• [About this exercise] In the data below, which lines hold "headline"? Copy every one.

(Dataset rows describing interfaces)

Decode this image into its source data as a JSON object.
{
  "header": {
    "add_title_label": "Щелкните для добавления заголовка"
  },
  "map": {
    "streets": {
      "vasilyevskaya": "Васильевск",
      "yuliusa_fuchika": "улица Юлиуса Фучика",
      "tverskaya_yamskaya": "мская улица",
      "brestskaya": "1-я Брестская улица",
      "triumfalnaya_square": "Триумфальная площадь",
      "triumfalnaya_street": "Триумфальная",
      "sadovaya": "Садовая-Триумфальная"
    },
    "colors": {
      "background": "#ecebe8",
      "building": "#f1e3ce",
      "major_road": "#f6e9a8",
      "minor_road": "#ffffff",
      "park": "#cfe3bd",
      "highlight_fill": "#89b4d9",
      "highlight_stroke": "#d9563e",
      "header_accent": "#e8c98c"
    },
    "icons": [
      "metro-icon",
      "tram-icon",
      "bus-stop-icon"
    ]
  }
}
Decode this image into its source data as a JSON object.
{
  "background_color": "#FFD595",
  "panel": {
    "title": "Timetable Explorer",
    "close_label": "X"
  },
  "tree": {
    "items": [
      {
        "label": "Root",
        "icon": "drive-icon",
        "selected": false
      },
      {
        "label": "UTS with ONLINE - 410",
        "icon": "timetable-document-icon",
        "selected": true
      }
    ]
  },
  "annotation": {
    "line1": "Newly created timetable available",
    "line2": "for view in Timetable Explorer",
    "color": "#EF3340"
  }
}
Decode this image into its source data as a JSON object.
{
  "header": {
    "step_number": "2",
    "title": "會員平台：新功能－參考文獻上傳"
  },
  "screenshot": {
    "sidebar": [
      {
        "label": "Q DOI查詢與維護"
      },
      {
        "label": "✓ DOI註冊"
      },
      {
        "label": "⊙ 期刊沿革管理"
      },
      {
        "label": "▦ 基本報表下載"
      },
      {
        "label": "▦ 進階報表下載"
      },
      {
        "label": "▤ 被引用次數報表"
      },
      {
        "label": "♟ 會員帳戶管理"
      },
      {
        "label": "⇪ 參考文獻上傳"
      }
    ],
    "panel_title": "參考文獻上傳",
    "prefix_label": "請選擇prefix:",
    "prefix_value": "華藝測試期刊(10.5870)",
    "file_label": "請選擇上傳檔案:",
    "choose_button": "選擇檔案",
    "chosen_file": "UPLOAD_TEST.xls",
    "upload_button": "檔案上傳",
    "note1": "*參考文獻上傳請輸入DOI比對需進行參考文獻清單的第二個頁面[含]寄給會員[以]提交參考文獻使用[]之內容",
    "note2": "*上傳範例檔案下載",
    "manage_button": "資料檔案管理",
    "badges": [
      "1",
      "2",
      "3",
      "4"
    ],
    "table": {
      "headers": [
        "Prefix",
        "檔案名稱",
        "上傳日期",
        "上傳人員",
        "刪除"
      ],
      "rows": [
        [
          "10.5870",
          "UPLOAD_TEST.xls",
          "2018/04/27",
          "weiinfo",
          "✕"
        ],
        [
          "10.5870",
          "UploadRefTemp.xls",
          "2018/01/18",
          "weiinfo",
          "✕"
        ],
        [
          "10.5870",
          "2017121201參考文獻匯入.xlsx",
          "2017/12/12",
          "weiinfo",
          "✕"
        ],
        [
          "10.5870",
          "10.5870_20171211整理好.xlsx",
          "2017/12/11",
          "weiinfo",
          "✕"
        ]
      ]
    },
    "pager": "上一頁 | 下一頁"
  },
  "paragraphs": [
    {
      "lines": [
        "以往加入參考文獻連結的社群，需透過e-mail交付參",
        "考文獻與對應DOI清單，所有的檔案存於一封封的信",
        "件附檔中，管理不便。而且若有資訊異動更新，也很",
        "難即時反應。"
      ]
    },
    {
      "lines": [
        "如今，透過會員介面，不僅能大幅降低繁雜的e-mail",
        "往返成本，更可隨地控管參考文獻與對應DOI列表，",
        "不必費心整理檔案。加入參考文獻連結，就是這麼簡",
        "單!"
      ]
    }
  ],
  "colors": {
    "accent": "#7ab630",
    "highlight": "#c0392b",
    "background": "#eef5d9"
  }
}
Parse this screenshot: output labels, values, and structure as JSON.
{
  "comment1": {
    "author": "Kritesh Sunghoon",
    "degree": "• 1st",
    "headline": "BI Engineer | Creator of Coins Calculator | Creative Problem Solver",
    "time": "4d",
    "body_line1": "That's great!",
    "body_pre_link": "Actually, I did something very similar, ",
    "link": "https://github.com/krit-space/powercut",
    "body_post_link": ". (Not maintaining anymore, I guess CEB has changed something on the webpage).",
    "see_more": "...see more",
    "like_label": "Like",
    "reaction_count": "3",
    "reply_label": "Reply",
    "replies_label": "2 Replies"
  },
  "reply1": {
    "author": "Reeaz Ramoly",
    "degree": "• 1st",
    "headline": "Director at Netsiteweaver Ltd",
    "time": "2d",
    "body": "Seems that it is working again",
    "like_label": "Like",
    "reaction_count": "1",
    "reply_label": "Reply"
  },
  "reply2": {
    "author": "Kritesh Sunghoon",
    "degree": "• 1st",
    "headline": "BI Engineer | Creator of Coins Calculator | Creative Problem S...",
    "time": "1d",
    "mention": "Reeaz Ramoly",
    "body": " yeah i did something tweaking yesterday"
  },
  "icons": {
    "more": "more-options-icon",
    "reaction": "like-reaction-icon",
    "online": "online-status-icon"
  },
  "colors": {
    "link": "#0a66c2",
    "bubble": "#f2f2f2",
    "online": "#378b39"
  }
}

• [Result below]
    "headline": "BI Engineer | Creator of Coins Calculator | Creative Problem Solver",
    "headline": "Director at Netsiteweaver Ltd",
    "headline": "BI Engineer | Creator of Coins Calculator | Creative Problem S...",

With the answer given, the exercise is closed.